A person in the candidate's orbit assures me that Obama has long talked about "stability" as a component of his Iraq plan. But I'm not finding much evidence that he has ever specifically linked stability to his troop withdrawal timeline before, as he seemed to do when he said in a Thursday press conference that "[m]y guiding approach continues to be that we’ve got to make sure that our troops are safe and that Iraq is stable.” 

Obama's official Iraq plan does say he "will launch the most aggressive diplomatic effort in recent American history to reach a new compact on the stability of Iraq and the Middle East." (Boldface added by me.) But in context, that reads as something he would do in conjunction with a troop withdrawal. The plan offers no indication that  withdrawal would be contingent upon the progress of the stability "compact," or stability itself. Whereas his comment last week left a pretty different impression.

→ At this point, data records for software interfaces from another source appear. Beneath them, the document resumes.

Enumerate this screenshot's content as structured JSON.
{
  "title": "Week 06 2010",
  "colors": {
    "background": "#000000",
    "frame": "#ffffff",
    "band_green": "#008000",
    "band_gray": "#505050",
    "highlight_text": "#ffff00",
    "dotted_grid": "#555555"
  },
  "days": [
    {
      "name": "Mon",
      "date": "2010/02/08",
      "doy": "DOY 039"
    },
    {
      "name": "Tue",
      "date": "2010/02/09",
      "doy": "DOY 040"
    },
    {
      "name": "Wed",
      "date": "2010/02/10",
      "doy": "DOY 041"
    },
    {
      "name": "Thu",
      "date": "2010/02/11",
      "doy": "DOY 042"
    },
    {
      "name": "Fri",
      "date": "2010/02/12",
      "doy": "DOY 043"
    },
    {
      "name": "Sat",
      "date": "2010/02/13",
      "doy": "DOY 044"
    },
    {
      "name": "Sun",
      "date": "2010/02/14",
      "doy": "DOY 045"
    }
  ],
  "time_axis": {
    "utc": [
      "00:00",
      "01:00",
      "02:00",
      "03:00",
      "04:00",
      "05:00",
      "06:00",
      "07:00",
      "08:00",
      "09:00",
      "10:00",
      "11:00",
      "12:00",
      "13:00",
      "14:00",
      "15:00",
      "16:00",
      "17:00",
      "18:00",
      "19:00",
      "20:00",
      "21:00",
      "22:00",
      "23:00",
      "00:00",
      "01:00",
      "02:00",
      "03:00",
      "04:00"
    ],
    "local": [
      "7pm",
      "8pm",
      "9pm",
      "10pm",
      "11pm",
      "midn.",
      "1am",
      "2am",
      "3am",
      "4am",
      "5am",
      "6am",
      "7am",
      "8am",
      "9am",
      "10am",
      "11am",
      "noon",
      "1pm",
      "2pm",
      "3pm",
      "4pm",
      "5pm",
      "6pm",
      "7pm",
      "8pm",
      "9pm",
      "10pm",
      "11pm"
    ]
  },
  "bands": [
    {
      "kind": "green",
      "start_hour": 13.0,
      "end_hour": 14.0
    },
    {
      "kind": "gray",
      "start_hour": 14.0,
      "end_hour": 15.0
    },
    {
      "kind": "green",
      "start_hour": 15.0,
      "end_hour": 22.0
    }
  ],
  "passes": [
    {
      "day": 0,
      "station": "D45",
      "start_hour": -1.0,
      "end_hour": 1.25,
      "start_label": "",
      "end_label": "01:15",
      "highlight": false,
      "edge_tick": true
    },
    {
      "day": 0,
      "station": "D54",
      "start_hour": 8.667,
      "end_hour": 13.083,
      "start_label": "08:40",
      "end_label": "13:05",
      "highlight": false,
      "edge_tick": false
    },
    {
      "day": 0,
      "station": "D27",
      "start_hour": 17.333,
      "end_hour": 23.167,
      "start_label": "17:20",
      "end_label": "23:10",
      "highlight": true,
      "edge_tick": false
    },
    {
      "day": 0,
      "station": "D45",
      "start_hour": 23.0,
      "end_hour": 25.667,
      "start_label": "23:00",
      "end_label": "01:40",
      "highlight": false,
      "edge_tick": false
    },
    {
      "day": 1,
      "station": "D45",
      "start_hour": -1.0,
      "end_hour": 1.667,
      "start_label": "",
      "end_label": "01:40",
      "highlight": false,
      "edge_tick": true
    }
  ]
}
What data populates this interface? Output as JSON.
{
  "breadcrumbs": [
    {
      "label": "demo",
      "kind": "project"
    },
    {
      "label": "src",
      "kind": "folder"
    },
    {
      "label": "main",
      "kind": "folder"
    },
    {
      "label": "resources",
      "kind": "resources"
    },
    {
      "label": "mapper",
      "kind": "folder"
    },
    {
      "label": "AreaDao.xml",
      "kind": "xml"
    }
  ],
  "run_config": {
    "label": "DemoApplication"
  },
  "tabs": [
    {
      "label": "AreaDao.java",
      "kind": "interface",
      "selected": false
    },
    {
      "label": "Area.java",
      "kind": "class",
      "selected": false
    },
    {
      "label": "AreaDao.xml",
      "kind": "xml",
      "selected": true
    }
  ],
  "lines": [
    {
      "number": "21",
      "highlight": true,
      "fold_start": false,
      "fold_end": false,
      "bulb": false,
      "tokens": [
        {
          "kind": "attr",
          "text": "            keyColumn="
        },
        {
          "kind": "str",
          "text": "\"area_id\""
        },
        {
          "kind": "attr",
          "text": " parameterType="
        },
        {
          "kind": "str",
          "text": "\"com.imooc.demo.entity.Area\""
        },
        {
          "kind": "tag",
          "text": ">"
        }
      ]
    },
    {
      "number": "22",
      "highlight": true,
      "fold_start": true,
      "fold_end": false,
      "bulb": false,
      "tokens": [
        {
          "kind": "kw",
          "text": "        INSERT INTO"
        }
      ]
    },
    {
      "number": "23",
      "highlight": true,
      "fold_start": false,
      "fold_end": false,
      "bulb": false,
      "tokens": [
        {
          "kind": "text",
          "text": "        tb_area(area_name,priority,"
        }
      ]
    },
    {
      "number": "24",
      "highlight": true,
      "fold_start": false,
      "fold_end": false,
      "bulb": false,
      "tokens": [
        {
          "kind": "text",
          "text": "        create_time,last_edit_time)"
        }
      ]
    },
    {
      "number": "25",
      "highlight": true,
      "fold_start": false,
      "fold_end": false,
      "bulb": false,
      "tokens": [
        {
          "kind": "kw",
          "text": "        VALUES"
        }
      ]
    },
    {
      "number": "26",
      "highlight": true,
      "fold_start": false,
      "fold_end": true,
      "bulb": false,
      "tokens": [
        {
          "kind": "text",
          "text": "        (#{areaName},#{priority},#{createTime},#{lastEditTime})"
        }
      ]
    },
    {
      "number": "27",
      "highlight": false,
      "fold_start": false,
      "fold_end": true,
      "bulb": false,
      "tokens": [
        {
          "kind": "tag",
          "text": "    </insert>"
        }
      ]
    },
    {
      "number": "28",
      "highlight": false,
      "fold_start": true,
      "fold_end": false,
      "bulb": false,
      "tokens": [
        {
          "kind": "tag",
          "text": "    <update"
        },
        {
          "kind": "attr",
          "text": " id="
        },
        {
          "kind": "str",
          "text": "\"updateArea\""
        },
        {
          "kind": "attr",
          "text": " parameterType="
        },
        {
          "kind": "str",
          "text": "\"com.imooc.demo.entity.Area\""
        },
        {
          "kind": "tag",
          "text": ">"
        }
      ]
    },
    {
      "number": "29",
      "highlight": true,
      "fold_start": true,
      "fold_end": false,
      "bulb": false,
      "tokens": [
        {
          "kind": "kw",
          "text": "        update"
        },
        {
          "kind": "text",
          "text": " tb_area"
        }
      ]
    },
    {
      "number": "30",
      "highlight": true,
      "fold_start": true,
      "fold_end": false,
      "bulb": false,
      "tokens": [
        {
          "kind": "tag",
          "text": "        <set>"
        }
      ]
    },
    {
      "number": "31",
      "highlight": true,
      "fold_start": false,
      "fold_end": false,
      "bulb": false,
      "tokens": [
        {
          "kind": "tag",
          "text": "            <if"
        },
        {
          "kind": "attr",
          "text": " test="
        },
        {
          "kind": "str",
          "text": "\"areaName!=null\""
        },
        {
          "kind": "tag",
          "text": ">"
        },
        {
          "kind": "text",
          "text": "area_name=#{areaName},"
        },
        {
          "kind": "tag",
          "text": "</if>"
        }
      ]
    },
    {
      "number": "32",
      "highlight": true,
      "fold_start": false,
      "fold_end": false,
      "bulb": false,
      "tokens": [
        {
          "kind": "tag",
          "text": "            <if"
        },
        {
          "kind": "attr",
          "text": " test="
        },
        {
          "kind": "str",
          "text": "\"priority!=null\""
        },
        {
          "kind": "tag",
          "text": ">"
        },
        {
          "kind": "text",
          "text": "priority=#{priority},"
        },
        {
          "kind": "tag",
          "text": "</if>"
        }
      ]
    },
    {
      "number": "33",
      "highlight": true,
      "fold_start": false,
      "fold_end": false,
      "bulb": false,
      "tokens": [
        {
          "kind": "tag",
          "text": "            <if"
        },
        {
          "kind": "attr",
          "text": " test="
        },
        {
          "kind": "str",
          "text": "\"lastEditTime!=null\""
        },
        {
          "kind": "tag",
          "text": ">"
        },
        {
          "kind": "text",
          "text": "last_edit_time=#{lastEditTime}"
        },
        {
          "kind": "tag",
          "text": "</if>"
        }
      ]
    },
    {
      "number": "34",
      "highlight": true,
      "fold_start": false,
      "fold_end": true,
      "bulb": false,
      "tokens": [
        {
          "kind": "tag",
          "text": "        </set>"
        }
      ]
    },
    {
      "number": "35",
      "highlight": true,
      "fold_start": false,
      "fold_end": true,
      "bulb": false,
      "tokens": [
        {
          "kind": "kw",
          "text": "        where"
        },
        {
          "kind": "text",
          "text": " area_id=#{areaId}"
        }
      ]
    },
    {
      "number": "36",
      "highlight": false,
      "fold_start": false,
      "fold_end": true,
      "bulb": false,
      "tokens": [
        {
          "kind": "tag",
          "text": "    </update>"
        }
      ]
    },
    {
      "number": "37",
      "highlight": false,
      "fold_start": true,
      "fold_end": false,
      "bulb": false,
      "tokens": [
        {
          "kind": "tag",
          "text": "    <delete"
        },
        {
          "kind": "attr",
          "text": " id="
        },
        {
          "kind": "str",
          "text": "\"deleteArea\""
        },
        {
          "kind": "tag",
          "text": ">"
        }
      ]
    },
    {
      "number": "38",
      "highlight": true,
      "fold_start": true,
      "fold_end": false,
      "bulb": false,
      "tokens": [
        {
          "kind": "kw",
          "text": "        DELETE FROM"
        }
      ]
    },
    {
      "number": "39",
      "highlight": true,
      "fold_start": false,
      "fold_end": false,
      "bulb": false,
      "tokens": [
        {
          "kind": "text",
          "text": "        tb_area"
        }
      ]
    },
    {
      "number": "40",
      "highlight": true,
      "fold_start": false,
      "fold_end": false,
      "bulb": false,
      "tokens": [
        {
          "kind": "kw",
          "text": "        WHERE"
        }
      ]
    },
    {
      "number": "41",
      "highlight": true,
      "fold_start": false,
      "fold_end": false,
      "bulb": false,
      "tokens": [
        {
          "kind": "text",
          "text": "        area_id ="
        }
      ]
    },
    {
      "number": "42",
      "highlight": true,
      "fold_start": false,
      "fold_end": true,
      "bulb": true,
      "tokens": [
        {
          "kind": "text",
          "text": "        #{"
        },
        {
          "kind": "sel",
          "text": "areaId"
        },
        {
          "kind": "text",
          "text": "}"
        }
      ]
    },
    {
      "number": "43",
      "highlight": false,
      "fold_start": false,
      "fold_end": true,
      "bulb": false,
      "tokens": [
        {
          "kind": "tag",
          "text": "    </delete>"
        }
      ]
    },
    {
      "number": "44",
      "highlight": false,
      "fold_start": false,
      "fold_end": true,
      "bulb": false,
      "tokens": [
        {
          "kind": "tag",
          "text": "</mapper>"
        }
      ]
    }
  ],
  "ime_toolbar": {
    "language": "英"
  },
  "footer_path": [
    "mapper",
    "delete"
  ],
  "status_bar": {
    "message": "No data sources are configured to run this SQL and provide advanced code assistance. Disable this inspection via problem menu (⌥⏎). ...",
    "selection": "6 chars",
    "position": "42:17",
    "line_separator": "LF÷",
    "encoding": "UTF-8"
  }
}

For more context, here's Obama speaking last July:

“We have not lost a military battle in Iraq. So when people say if we leave, we will lose, they’re asking the wrong question,” he said. “We cannot achieve a stable Iraq with a military. We could be fighting there for the next decade.”

Obama said the answer to Iraq — and other civil conflicts — lies in diplomacy.

Maybe this is all Obama meant to say when he referred to stability last week. It's possible he was speaking imprecisely, and merely reiterating the basic importance of stability--but only as a goal to be achieved through diplomatic and not military means. 

If, however, Obama is now linking a U.S. troop presence to "stability," that's a very big deal. It's also something I imagine must infuriate Hillary Clinton, who seemed to view things this way and was badly outflanked on her left as a result. I say the jury's still out.

Update: Obama spokesman Tommy Vietor emails the following:

He has talked in the past about getting out of more stable areas first. This doesn’t impact the 16 month timetable, it simply suggests that you leave the more stable areas before you leave the more volatile ones.

Vietor also sends along this passage from Obama's big September 2007 Iraq speech in Clinton, Iowa:

“We should enter into talks with the Iraqi government to discuss the process of our drawdown. We must get out strategically and carefully, removing troops from secure areas first, and keeping troops in more volatile areas until later. But our drawdown should proceed at a steady pace of one or two brigades each month. If we start now, all of our combat brigades should be out of Iraq by the end of next year.”  [Note that end of next year refers to 16 months from September '07.]

This still begs the questions of what Obama would do about those "more volatile areas." He says here that he would withdraw from them "later." Just how much later is the key question. 

--Michael Crowley